Skip to main content
Premium Trial:

Request an Annual Quote

SynapDx Raises $6M to Support Clinical Study on Autism Test

NEW YORK (GenomeWeb News) – SynapDx today announced the completion of a Series A1 financing round that brought in $6 million to support a clinical study in support of the company's test for autism spectrum disorders.

Funds from this round of financing came from North Bridge Venture Partners and General Catalyst Partners.

Southborough, Mass.-based SynapDx is developing a blood-based test that measures RNA expression to differentiate children who have a higher risk for ASDs from those who don't. Its test aims to identify children with ASD by the age of 36 months.

The clinical study, which is anticipated to start in the first quarter of 2013, will seek to verify the results of a study by Boston Children's Hospital researchers published last week that found a 55-gene signature may have use as a diagnostic tool. SynapDx exclusively licenses the technology behind its test from the hospital.

Specifically, SynapDx's study will investigate whether a genetic signal exists for children with autism versus children with developmental delay, SynapDx President and CEO Stanley Lapidus told GenomeWeb Daily News.

Enrollment of patients for the study at Boston Children's Hospital has begun, and in total the study will target about 600 patients across 15 sites, Lapidus said.

The underlying technology behind the test is RNA sequencing, though that may change when and if the test progresses to commercialization, depending on how technology evolves, Lapidus said. He declined to comment on a commercialization timeline for the test, which currently has no name but internally goes by SDx002.

A handful of firms offer or are developing ASD tests, including IntegraGen and Lineagen, which last week entered into a deal with the Center for Autism and Related Disorders.

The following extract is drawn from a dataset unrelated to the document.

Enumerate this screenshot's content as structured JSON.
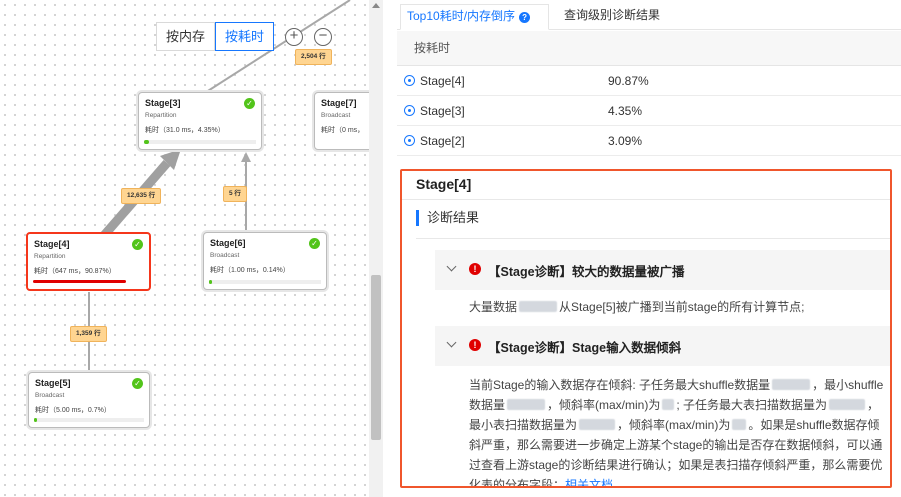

SynapDx seeks to differentiate its test by improving specificity and thereby allowing for a more rapid diagnosis for a child with ASD.

"Our own view is that the most clinically useful tests would be tests that have high sensitivity, even with moderate specificity, in order to make sure that children who are on the spectrum move quickly to referral and evaluation at a developmental medicine center, get a diagnosis, and get on behavioral therapy as soon as possible," Lapidus said, adding that in a symptomatic population sensitivity has precedence over specificity.

Each year in the US, he said, referral sites, such as developmental centers, examine between 120,000 and 150,000 children in whom autism or other serious developmental delays are suspected. Additionally, about 450,000 children in pediatric settings fail screening tests such as the Social Communication Questionnaire.

Lapidus co-founded SynapDx in 2010 with $10 million in financing. Before that, he co-founded Helicos BioSciences, Cytyc, and Exact Sciences.

In addition to funding its clinical study, some of the $6 million from the financing will be used to hire additional personnel in 2013.

The firm also announced today that Robert Carpenter has joined its board. Carpenter is the president of healthcare investment shop Boston Medical Investors and is a former vice president at Genzyme, now a fully owned subsidiary of Sanofi. He also founded Integrated Genetics and GelTex Pharmaceuticals.

The Scan

Study Links Evolution of Longevity, Social Organization in Mammals

With the help of comparative phylogenetics and transcriptomics, researchers in Nature Communications see ties between lifespan and social organization in mammals.

Tumor Microenvironment Immune Score Provides Immunotherapy Response, Prognostic Insights

Using multiple in situ analyses and RNA sequence data, researchers in eBioMedicine have developed a score associated with immunotherapy response or survival.

CRISPR-Based Method for Finding Cancer-Associated Exosomal MicroRNAs in Blood

A team from China presents in ACS Sensors a liposome-mediated membrane fusion strategy for detecting miRNAs carried in exosomes in the blood with a CRISPR-mediated reporter system.

Drug Response Variants May Be Distinct in Somatic, Germline Samples

Based on variants from across 21 drug response genes, researchers in The Pharmacogenomics Journal suspect that tumor-only DNA sequences may miss drug response clues found in the germline.